The recent Porter Ranch methane spill in Los Angeles County spewed about 66 tons of methane into the air every hour for four months. After the leak was finally sealed in February, scientists estimated it had discharged a total of 106,000 tons of methane into the air, making it the worst such leak in U.S. history.
Reducing methane emissions linked to oil and gas is critical to addressing the global climate crisis and will require major efforts to upgrade natural gas production and storage infrastructure. Leaks from old pipelines and equipment are a major source.
But agriculture is an even bigger source of methane emissions than oil and gas production, according to a paper published last week (April 1) by an international team of scientists. The study found that since 2006, more methane emissions have spewed from agriculture worldwide than from fracking for gas and oil production.
So why are agriculture’s methane emissions exempt from regulation?
Methane is a powerful greenhouse gas, and pound for pound it warms the climate 30 times more than carbon dioxide. Because of this, the Obama Administration announced last year that the Environmental Protection Agency would require the oil and gas industry to cut methane emissions by 40 percent by 2025. And in a blog post this March, EPA Administrator Gina McCarthy said oil and gas were the world’s largest industrial sources of methane.
This new study seriously calls that assertion into question.
The researchers, led by Hinrich Schaefer at the New Zealand National Institute for Water and Atmospheric Research, looked at the chemical signatures, or isotopes, of methane emissions from data collected all around the world. Methane released from fracking has a different isotopic signature than methane from cow burps and rice production, the main sources of agricultural emissions.
The study found that the isotopic signature of the increased methane in the atmosphere since 2006 was consistent with agricultural sources and was likely the result of rapid growth in beef cattle and rice production in Asia.
The emissions spike documented in the study was the equivalent of about 150 Porter Ranch spills in one year!
This finding came as a shock to the researchers, who had assumed oil and gas would be the biggest source since the U.S. began widespread fracking for oil and gas around 2006.
Agriculture accounts for about a third of all greenhouse gas emissions globally and about 10 percent of U.S. emissions. But even though emissions from U.S. agriculture have jumped by 17 percent since 1990, EPA’s methane strategy completely ignores agriculture.
In fact, last year Congress renewed a provision attached to the federal budget that strictly forbids the EPA from tracking emissions from livestock operations. It is the only industry to enjoy such an exemption.
There are steps farmers can take to reduce methane, such as better management of livestock manure. Some farmers, like northwest Indiana dairy producer Mike McCloskey of Fair Oaks Farms, are recycling livestock manure and turning it into fuel. And Duke Energy in North Carolina recently announced that it plans to buy waste from nearby livestock operations and turn it into usable natural gas.
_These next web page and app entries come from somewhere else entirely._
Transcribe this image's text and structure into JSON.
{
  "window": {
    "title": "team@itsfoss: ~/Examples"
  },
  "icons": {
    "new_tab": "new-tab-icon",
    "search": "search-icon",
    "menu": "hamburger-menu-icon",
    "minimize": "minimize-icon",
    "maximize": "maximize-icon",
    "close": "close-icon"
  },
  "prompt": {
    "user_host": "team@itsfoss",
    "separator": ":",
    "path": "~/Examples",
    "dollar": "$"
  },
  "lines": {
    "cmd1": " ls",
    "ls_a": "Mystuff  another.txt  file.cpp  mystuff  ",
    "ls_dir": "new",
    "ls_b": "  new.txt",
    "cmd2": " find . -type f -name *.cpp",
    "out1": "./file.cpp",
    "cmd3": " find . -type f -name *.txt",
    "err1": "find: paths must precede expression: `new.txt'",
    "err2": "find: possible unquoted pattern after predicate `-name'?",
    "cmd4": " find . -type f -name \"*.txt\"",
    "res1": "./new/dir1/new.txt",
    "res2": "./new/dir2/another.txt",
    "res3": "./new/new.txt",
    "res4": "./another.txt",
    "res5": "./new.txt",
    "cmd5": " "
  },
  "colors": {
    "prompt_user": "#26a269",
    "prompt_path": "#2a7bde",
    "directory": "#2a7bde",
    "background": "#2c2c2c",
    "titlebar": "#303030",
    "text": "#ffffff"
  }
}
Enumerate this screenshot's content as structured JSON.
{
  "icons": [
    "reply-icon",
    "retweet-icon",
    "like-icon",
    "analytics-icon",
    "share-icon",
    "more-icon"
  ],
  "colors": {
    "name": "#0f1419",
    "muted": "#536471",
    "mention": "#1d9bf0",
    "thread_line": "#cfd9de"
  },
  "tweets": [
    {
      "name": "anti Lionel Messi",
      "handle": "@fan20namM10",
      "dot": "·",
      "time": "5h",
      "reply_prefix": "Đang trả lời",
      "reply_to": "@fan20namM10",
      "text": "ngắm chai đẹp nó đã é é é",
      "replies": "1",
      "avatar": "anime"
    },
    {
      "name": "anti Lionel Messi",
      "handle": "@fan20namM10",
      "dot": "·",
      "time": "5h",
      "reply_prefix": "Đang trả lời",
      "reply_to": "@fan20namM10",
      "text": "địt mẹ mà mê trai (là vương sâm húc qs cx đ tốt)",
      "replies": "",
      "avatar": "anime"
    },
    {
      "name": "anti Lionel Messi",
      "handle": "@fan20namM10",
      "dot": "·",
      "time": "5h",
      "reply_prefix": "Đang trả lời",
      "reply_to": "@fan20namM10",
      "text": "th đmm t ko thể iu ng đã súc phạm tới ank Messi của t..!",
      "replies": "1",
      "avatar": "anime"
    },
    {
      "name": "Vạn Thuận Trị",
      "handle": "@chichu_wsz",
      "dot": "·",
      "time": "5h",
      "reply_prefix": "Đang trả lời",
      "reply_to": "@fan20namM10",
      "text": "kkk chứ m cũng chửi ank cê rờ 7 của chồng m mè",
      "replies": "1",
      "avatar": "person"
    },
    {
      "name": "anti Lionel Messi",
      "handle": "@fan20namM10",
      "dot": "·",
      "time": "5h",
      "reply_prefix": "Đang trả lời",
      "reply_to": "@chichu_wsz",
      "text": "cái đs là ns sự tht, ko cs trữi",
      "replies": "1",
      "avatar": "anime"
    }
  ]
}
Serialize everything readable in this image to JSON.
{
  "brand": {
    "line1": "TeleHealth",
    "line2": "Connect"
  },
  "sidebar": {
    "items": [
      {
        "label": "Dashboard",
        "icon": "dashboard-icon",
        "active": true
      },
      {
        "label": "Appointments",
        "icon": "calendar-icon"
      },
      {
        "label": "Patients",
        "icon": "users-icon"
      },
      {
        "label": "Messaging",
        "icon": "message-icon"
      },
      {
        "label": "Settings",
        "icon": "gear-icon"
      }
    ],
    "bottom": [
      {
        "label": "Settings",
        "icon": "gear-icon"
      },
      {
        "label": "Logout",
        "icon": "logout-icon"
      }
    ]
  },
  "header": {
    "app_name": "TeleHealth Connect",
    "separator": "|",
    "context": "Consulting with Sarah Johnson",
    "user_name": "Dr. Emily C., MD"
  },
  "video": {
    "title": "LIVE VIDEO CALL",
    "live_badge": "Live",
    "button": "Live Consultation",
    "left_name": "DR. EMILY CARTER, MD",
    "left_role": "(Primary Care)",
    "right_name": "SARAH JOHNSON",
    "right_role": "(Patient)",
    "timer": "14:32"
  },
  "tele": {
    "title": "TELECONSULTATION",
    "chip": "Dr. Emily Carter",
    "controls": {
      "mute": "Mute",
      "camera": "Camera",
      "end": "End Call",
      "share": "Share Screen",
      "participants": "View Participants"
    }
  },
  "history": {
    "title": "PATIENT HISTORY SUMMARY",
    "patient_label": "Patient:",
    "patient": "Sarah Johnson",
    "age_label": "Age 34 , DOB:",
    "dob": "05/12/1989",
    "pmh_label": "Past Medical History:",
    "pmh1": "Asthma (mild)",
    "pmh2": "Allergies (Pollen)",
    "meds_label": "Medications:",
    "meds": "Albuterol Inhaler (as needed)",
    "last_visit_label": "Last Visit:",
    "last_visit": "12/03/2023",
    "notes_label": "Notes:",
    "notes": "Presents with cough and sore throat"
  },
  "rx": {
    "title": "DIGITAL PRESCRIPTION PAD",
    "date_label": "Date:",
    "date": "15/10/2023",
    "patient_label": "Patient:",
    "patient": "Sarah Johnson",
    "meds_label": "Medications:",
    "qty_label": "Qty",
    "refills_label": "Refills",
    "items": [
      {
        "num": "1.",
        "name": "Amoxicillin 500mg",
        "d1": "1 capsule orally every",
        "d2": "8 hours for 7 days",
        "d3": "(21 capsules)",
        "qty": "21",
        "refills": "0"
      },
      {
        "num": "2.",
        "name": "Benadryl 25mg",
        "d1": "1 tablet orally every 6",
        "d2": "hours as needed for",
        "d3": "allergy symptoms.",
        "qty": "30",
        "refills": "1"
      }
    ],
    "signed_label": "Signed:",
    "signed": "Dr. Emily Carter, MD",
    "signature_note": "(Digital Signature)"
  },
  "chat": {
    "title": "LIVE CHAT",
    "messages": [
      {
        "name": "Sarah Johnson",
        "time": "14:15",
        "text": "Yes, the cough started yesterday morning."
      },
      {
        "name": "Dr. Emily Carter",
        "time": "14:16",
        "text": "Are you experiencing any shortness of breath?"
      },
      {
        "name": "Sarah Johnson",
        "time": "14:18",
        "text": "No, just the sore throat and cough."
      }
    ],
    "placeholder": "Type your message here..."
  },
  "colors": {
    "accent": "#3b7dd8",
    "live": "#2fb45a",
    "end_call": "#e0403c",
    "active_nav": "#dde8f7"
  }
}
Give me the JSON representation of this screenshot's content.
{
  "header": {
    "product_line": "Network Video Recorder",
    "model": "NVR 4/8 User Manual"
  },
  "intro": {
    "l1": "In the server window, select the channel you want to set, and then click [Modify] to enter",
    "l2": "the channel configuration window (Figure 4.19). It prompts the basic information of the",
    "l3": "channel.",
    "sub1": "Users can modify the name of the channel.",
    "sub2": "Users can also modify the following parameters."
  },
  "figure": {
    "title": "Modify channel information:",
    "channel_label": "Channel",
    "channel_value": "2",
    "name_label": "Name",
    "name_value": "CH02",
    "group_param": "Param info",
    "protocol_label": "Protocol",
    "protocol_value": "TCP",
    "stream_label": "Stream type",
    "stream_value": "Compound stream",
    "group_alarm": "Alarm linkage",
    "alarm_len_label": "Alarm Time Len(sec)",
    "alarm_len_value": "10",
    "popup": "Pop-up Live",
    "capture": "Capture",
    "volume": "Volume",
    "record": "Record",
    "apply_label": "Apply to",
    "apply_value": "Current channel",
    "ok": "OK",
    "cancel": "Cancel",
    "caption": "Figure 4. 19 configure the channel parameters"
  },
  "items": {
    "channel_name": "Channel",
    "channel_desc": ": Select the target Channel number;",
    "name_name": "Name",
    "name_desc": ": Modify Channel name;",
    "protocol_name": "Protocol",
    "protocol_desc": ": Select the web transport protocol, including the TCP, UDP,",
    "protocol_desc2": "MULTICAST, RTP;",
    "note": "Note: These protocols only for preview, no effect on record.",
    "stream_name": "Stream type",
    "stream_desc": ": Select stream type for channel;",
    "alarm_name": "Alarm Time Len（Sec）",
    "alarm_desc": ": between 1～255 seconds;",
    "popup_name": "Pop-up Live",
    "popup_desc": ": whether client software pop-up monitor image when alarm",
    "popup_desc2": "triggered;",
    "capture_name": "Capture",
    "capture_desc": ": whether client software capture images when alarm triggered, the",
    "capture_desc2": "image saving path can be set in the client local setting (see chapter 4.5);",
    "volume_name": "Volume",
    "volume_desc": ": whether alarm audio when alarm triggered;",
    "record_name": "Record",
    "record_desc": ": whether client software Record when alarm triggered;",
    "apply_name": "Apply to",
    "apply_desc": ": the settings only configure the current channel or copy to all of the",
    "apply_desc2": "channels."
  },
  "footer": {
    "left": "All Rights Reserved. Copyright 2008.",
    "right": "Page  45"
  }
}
Most farmers, however, aren’t given the right incentives to reduce emissions, and their pollution is largely unchecked.
You can’t improve what you don’t measure. Instead of giving industrial agriculture free rein to pollute our air and water, it’s time to include it in our plans to reduce climate-warming emissions.